Kyle also worries that the structure of the bailout may give Citi an incentive to take on new risks. Under the deal, the government provides much protection against future losses, while Citi's shareholders stand to gain most of the upside of ventures that go well.

Buying up bad assets would be complex

One alternative, which the Treasury planned to implement until recently, is for the government to buy bad assets directly.

This strategy has its own complications, mainly regarding negotiating a price for low-valued assets that is both fair and will induce banks to sell the assets. (When assets are sold at a loss, banks see a depletion of their already-scarce capital.)

But such a move would follow a time-tested approach to a banking crisis – separating the troubled assets into a "bad bank" so that good banks can then be recapitalized and benefit the economy through safe operations.

One approach might involve infusions of new capital, which are contingent on deals to sell the bad assets to the Treasury.

However the crisis is managed, it appears likely to involve significant costs to taxpayers. Still, not all bailout pledges end up in the federal budget. Infusions of capital may end up reaping a positive return when financial markets recover. Even the bad assets, if acquired by the Treasury, would earn some income or could be sold for some amount in the future.

If the Citigroup bailout becomes a template for other banks, proponents say it could provide another way to cope with bad assets. The banks could decide whether to hold or sell the assets, knowing that they have insurance against a continuing plunge in values.

Whatever solutions emerge, some experts say the key going forward is to follow a consistent pattern.
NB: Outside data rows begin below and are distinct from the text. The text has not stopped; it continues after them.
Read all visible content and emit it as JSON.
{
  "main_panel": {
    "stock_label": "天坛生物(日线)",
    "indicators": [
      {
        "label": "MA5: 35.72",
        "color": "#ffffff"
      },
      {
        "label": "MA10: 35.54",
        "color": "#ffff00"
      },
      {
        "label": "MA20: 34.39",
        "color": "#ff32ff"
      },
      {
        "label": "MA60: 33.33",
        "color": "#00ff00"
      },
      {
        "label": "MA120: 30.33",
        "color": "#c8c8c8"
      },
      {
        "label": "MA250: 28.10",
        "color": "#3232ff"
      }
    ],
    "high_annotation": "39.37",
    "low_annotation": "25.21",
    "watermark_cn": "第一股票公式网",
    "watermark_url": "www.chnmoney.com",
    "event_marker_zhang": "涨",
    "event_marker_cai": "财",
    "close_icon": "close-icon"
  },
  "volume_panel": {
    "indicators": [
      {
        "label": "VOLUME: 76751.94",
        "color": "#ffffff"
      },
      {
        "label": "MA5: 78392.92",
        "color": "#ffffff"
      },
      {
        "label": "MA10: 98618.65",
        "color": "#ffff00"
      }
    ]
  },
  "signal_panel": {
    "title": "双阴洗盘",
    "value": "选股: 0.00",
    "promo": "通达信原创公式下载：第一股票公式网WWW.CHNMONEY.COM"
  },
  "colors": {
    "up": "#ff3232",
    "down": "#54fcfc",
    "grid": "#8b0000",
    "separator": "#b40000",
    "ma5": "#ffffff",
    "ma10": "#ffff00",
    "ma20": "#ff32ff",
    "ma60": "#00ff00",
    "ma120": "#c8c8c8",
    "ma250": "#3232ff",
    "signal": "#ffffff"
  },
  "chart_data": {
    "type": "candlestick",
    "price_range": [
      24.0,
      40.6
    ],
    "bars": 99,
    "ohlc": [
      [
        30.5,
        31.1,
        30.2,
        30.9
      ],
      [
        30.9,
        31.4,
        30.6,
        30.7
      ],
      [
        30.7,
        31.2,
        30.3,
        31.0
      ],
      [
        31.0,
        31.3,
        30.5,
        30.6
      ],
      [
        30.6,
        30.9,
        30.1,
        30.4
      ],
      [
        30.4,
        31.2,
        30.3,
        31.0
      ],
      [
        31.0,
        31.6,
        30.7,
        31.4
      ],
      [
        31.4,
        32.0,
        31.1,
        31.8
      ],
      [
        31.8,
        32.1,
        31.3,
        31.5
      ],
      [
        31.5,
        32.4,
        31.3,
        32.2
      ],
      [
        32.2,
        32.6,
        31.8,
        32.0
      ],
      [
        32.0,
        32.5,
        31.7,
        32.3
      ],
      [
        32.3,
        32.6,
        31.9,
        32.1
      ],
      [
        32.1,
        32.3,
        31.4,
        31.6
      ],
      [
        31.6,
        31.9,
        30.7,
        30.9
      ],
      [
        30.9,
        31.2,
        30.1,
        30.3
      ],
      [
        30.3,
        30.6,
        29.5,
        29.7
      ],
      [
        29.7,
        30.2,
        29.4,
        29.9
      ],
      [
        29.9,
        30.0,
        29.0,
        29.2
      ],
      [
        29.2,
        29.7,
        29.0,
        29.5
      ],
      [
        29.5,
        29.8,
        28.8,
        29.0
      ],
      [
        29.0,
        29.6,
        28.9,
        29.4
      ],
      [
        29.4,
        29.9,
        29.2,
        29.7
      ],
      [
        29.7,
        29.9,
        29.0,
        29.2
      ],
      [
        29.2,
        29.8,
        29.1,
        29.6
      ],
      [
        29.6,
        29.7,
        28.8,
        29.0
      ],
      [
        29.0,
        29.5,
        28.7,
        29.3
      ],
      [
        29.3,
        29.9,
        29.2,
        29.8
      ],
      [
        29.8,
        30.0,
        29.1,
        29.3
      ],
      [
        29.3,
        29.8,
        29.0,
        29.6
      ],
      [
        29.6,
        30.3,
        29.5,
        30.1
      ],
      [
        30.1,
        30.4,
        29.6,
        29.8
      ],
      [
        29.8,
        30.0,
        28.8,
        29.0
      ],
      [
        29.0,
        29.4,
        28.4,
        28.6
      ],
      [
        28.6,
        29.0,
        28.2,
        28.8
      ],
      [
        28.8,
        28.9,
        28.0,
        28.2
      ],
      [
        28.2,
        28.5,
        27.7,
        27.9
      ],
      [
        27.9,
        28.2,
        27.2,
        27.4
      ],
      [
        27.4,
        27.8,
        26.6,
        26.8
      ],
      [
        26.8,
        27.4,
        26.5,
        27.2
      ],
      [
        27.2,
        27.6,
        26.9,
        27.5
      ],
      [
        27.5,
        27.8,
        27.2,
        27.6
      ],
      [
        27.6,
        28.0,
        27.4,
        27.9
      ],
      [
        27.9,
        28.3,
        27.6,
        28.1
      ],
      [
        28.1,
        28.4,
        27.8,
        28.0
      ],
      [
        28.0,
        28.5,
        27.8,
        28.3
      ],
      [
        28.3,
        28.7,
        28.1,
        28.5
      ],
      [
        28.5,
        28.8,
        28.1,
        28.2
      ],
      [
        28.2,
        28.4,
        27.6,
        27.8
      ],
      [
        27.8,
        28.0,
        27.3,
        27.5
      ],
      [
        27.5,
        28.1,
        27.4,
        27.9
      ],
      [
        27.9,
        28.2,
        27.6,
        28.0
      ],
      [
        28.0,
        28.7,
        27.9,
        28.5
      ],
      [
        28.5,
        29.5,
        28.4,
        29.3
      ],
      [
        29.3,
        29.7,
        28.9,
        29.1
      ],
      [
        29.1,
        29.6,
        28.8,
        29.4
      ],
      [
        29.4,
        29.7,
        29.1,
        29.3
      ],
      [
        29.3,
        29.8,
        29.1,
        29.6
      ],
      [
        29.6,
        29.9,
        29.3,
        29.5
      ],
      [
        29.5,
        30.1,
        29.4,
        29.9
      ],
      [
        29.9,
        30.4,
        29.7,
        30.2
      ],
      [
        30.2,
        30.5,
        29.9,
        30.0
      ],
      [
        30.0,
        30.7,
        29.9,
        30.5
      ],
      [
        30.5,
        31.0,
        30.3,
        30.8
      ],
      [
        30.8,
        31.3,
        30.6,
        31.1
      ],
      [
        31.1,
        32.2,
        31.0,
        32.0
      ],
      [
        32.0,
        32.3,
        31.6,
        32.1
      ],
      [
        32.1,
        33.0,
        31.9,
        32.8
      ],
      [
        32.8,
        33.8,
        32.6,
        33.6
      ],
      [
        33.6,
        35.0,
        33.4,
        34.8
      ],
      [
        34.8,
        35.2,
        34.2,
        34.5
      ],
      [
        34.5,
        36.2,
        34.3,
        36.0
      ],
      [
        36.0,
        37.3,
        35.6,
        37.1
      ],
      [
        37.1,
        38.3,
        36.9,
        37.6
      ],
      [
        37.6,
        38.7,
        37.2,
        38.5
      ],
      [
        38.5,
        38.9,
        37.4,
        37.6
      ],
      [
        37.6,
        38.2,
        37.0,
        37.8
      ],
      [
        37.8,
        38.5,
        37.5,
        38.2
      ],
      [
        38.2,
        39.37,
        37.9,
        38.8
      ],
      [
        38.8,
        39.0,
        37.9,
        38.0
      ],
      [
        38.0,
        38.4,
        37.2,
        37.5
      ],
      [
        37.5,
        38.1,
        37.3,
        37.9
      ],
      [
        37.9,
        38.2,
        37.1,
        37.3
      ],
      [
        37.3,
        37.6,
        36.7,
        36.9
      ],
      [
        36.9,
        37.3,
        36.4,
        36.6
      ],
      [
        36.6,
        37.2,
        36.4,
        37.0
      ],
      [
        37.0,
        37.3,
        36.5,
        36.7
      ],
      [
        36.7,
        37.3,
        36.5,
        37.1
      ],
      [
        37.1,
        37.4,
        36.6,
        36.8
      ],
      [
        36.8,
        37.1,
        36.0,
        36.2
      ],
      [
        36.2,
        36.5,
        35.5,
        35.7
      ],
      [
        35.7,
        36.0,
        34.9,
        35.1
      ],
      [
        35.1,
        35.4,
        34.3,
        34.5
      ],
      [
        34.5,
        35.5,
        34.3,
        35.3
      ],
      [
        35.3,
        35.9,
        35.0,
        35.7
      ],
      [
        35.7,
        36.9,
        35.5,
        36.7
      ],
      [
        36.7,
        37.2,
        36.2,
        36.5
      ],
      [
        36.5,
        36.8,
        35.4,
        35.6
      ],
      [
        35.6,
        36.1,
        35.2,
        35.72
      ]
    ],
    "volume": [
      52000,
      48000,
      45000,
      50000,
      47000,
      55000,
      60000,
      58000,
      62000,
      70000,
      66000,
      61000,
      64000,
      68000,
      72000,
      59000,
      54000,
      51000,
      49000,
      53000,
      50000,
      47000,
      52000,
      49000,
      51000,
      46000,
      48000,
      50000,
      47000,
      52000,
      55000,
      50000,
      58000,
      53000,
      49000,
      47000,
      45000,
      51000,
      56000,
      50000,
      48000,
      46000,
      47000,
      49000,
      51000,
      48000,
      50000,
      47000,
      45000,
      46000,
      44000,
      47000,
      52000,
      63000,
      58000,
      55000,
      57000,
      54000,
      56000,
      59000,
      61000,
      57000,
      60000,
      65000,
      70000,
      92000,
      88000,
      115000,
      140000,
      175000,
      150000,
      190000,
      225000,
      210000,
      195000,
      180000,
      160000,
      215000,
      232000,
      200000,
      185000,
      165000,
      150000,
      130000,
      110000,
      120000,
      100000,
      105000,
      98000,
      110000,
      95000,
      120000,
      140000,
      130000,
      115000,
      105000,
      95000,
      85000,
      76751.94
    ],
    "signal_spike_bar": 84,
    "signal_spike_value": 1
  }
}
"[Policymakers] encourage really massive lobbying in Washington" by potential bailout recipients, says Edward Kane, a Boston College finance expert. "You need a plan that ... makes it clear who would and would not get help and under what terms."